(TASK INPUT Opens)
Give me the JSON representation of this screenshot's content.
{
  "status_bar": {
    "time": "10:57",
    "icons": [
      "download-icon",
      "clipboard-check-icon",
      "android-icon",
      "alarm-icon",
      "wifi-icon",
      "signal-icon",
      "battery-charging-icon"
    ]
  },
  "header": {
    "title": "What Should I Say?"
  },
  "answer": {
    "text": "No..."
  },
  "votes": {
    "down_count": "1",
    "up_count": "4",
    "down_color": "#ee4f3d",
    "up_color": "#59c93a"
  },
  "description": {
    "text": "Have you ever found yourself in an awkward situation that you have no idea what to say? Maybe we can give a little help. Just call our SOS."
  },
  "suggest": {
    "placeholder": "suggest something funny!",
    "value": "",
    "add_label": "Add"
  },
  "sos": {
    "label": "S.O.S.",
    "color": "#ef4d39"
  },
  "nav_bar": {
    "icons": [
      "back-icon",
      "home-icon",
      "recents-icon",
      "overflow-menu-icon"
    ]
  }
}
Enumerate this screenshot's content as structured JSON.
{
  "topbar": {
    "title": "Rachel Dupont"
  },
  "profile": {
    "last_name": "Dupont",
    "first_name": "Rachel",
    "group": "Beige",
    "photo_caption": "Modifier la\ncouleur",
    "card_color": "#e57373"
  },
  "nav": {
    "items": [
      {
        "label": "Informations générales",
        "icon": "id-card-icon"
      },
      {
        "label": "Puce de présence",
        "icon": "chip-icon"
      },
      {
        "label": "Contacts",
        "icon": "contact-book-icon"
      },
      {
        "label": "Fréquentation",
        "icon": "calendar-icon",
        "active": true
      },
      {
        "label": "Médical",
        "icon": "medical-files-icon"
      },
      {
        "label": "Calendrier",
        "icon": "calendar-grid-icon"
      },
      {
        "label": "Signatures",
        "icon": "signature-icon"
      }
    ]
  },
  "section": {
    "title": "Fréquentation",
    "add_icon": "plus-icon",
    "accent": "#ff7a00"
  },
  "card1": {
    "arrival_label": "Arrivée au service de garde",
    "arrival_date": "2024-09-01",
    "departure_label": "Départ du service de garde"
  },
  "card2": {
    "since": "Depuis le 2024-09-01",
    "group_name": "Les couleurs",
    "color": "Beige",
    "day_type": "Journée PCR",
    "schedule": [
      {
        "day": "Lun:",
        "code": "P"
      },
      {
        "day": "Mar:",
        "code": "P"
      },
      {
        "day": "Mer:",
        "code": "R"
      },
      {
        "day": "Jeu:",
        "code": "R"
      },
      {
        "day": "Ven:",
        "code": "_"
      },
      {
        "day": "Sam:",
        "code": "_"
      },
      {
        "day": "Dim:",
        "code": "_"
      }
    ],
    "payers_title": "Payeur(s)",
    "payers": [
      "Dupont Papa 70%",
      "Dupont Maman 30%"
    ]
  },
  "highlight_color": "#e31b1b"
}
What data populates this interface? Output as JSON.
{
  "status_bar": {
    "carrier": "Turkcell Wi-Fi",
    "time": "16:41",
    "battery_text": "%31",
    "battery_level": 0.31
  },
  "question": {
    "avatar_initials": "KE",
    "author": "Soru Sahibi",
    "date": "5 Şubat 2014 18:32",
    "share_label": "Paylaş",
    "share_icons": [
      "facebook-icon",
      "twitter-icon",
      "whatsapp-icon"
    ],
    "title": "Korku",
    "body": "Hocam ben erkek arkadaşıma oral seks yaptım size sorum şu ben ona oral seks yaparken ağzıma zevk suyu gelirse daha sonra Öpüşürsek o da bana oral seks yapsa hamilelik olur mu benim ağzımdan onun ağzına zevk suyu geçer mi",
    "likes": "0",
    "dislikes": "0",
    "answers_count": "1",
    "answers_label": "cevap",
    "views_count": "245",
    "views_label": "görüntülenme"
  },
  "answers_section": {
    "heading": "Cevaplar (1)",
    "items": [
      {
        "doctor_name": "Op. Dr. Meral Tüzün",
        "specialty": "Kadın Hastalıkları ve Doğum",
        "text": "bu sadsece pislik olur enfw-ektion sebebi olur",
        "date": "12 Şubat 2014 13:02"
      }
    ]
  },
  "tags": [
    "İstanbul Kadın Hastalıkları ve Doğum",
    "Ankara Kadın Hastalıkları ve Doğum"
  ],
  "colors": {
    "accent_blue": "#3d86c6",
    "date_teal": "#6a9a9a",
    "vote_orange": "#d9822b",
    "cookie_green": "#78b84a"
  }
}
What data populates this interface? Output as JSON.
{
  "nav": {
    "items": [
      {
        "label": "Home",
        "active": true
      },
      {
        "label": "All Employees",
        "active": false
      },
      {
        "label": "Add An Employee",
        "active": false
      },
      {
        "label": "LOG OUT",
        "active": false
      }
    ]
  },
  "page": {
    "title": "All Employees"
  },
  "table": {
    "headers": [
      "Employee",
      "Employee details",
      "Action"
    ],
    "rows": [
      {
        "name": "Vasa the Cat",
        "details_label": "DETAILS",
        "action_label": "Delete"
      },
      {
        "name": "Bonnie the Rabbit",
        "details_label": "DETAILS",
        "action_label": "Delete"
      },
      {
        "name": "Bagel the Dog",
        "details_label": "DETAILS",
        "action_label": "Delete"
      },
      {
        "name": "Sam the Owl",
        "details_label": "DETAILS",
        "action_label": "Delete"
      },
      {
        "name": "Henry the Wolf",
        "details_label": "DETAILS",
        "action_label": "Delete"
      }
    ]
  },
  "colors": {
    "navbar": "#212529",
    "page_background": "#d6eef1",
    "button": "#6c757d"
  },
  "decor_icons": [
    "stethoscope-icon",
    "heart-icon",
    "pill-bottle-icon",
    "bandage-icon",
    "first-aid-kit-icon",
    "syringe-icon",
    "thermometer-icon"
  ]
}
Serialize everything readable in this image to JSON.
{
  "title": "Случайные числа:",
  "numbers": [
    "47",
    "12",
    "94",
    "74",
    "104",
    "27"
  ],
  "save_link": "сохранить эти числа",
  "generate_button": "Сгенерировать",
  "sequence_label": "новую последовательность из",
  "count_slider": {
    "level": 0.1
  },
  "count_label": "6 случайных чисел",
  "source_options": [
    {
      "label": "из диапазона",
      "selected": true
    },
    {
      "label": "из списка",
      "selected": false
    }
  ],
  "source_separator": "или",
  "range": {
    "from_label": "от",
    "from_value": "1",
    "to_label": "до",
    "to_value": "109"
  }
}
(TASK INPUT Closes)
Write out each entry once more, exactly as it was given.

> [ANSWER TO THIS TASK]
Give me the JSON representation of this screenshot's content.
{
  "status_bar": {
    "time": "10:57",
    "icons": [
      "download-icon",
      "clipboard-check-icon",
      "android-icon",
      "alarm-icon",
      "wifi-icon",
      "signal-icon",
      "battery-charging-icon"
    ]
  },
  "header": {
    "title": "What Should I Say?"
  },
  "answer": {
    "text": "No..."
  },
  "votes": {
    "down_count": "1",
    "up_count": "4",
    "down_color": "#ee4f3d",
    "up_color": "#59c93a"
  },
  "description": {
    "text": "Have you ever found yourself in an awkward situation that you have no idea what to say? Maybe we can give a little help. Just call our SOS."
  },
  "suggest": {
    "placeholder": "suggest something funny!",
    "value": "",
    "add_label": "Add"
  },
  "sos": {
    "label": "S.O.S.",
    "color": "#ef4d39"
  },
  "nav_bar": {
    "icons": [
      "back-icon",
      "home-icon",
      "recents-icon",
      "overflow-menu-icon"
    ]
  }
}
Enumerate this screenshot's content as structured JSON.
{
  "topbar": {
    "title": "Rachel Dupont"
  },
  "profile": {
    "last_name": "Dupont",
    "first_name": "Rachel",
    "group": "Beige",
    "photo_caption": "Modifier la\ncouleur",
    "card_color": "#e57373"
  },
  "nav": {
    "items": [
      {
        "label": "Informations générales",
        "icon": "id-card-icon"
      },
      {
        "label": "Puce de présence",
        "icon": "chip-icon"
      },
      {
        "label": "Contacts",
        "icon": "contact-book-icon"
      },
      {
        "label": "Fréquentation",
        "icon": "calendar-icon",
        "active": true
      },
      {
        "label": "Médical",
        "icon": "medical-files-icon"
      },
      {
        "label": "Calendrier",
        "icon": "calendar-grid-icon"
      },
      {
        "label": "Signatures",
        "icon": "signature-icon"
      }
    ]
  },
  "section": {
    "title": "Fréquentation",
    "add_icon": "plus-icon",
    "accent": "#ff7a00"
  },
  "card1": {
    "arrival_label": "Arrivée au service de garde",
    "arrival_date": "2024-09-01",
    "departure_label": "Départ du service de garde"
  },
  "card2": {
    "since": "Depuis le 2024-09-01",
    "group_name": "Les couleurs",
    "color": "Beige",
    "day_type": "Journée PCR",
    "schedule": [
      {
        "day": "Lun:",
        "code": "P"
      },
      {
        "day": "Mar:",
        "code": "P"
      },
      {
        "day": "Mer:",
        "code": "R"
      },
      {
        "day": "Jeu:",
        "code": "R"
      },
      {
        "day": "Ven:",
        "code": "_"
      },
      {
        "day": "Sam:",
        "code": "_"
      },
      {
        "day": "Dim:",
        "code": "_"
      }
    ],
    "payers_title": "Payeur(s)",
    "payers": [
      "Dupont Papa 70%",
      "Dupont Maman 30%"
    ]
  },
  "highlight_color": "#e31b1b"
}
What data populates this interface? Output as JSON.
{
  "status_bar": {
    "carrier": "Turkcell Wi-Fi",
    "time": "16:41",
    "battery_text": "%31",
    "battery_level": 0.31
  },
  "question": {
    "avatar_initials": "KE",
    "author": "Soru Sahibi",
    "date": "5 Şubat 2014 18:32",
    "share_label": "Paylaş",
    "share_icons": [
      "facebook-icon",
      "twitter-icon",
      "whatsapp-icon"
    ],
    "title": "Korku",
    "body": "Hocam ben erkek arkadaşıma oral seks yaptım size sorum şu ben ona oral seks yaparken ağzıma zevk suyu gelirse daha sonra Öpüşürsek o da bana oral seks yapsa hamilelik olur mu benim ağzımdan onun ağzına zevk suyu geçer mi",
    "likes": "0",
    "dislikes": "0",
    "answers_count": "1",
    "answers_label": "cevap",
    "views_count": "245",
    "views_label": "görüntülenme"
  },
  "answers_section": {
    "heading": "Cevaplar (1)",
    "items": [
      {
        "doctor_name": "Op. Dr. Meral Tüzün",
        "specialty": "Kadın Hastalıkları ve Doğum",
        "text": "bu sadsece pislik olur enfw-ektion sebebi olur",
        "date": "12 Şubat 2014 13:02"
      }
    ]
  },
  "tags": [
    "İstanbul Kadın Hastalıkları ve Doğum",
    "Ankara Kadın Hastalıkları ve Doğum"
  ],
  "colors": {
    "accent_blue": "#3d86c6",
    "date_teal": "#6a9a9a",
    "vote_orange": "#d9822b",
    "cookie_green": "#78b84a"
  }
}
What data populates this interface? Output as JSON.
{
  "nav": {
    "items": [
      {
        "label": "Home",
        "active": true
      },
      {
        "label": "All Employees",
        "active": false
      },
      {
        "label": "Add An Employee",
        "active": false
      },
      {
        "label": "LOG OUT",
        "active": false
      }
    ]
  },
  "page": {
    "title": "All Employees"
  },
  "table": {
    "headers": [
      "Employee",
      "Employee details",
      "Action"
    ],
    "rows": [
      {
        "name": "Vasa the Cat",
        "details_label": "DETAILS",
        "action_label": "Delete"
      },
      {
        "name": "Bonnie the Rabbit",
        "details_label": "DETAILS",
        "action_label": "Delete"
      },
      {
        "name": "Bagel the Dog",
        "details_label": "DETAILS",
        "action_label": "Delete"
      },
      {
        "name": "Sam the Owl",
        "details_label": "DETAILS",
        "action_label": "Delete"
      },
      {
        "name": "Henry the Wolf",
        "details_label": "DETAILS",
        "action_label": "Delete"
      }
    ]
  },
  "colors": {
    "navbar": "#212529",
    "page_background": "#d6eef1",
    "button": "#6c757d"
  },
  "decor_icons": [
    "stethoscope-icon",
    "heart-icon",
    "pill-bottle-icon",
    "bandage-icon",
    "first-aid-kit-icon",
    "syringe-icon",
    "thermometer-icon"
  ]
}
Serialize everything readable in this image to JSON.
{
  "title": "Случайные числа:",
  "numbers": [
    "47",
    "12",
    "94",
    "74",
    "104",
    "27"
  ],
  "save_link": "сохранить эти числа",
  "generate_button": "Сгенерировать",
  "sequence_label": "новую последовательность из",
  "count_slider": {
    "level": 0.1
  },
  "count_label": "6 случайных чисел",
  "source_options": [
    {
      "label": "из диапазона",
      "selected": true
    },
    {
      "label": "из списка",
      "selected": false
    }
  ],
  "source_separator": "или",
  "range": {
    "from_label": "от",
    "from_value": "1",
    "to_label": "до",
    "to_value": "109"
  }
}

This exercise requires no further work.